Cleaning instructions for shotguns, given by gunmakers to their customers changed over the years, as black powder gave way to 'smokeless' powders, like Schultze and E.C, around the turn of the century.
By the 1930s, smokeless powders were the norm and this 1932 catalogue advertises the type of products considered then necessary to clean a gun properly after use.
One item illustrated is something often found in old shotgun cases. It is a 'pull-through pocket cleaner', comprising a leather pouch with strap and buckle, containing a brass weight with attached cord, linking it to a stiff-bristled cleaning head with brass body and a loop for a cloth. The weight is dropped down the bore and the cleaning head pulld through. The bristles loosen fouling and the cloth wipes it away.
The pull-through is designed to be carried in a pocket and uses immediately after shooting to provide a basic clean of the bore, or could be used to clean-out any powder residue, or perhaps snow or mud in the case of an accident in the field. The price is listed as six shillings in best quailty and two shillings and sixpence in 'budget' form. Six shillings was the price of fifty decent 12-bore cartridges, so about twenty pounds in today's money.
As an aside, it is interesting to note the advertisement of 'cloth covered rods' for 'preserving the inside of barrels' at four shillings a pair. These are sometimes forund in old gun cases and people rarely know what they are. Actually, putting cloth covered rods in the bore is a terrible idea. cloth absorbs moisture from the air. In contact with steel, it imparts the moisture to that and causes it to rust.
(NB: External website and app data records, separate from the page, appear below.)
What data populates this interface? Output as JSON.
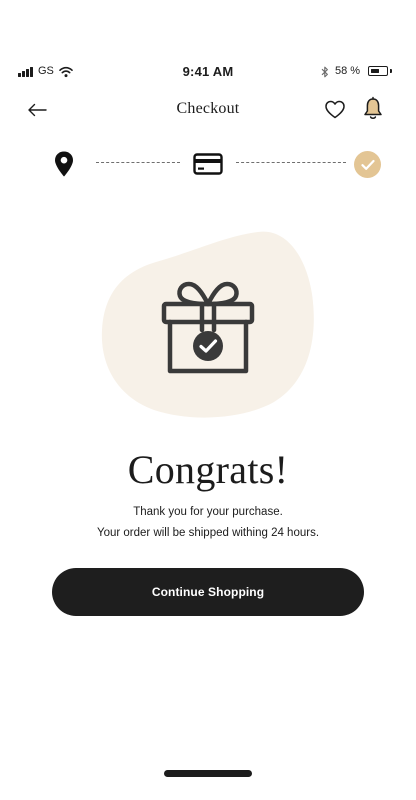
{
  "status_bar": {
    "carrier": "GS",
    "time": "9:41 AM",
    "battery_percent": "58 %",
    "battery_level": 0.58,
    "icons": [
      "signal-icon",
      "wifi-icon",
      "bluetooth-icon",
      "battery-icon"
    ]
  },
  "header": {
    "title": "Checkout",
    "icons": [
      "back-arrow-icon",
      "heart-icon",
      "bell-icon"
    ]
  },
  "steps": {
    "icons": [
      "location-pin-icon",
      "credit-card-icon",
      "check-circle-icon"
    ],
    "completed_color": "#e3c594"
  },
  "illustration": {
    "icon": "gift-check-icon",
    "blob_color": "#f7f1e8"
  },
  "confirmation": {
    "headline": "Congrats!",
    "line1": "Thank you for your purchase.",
    "line2": "Your order will be shipped withing 24 hours."
  },
  "actions": {
    "continue_label": "Continue Shopping"
  },
  "colors": {
    "primary": "#1e1e1e",
    "accent": "#e3c594",
    "background": "#ffffff"
  }
}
Storing a gun with cloth-covered rods in the bores would not protect them, it would more likely cause their demise. I wonder how many guns were ruined that way.
Published by Vintage Guns Ltd on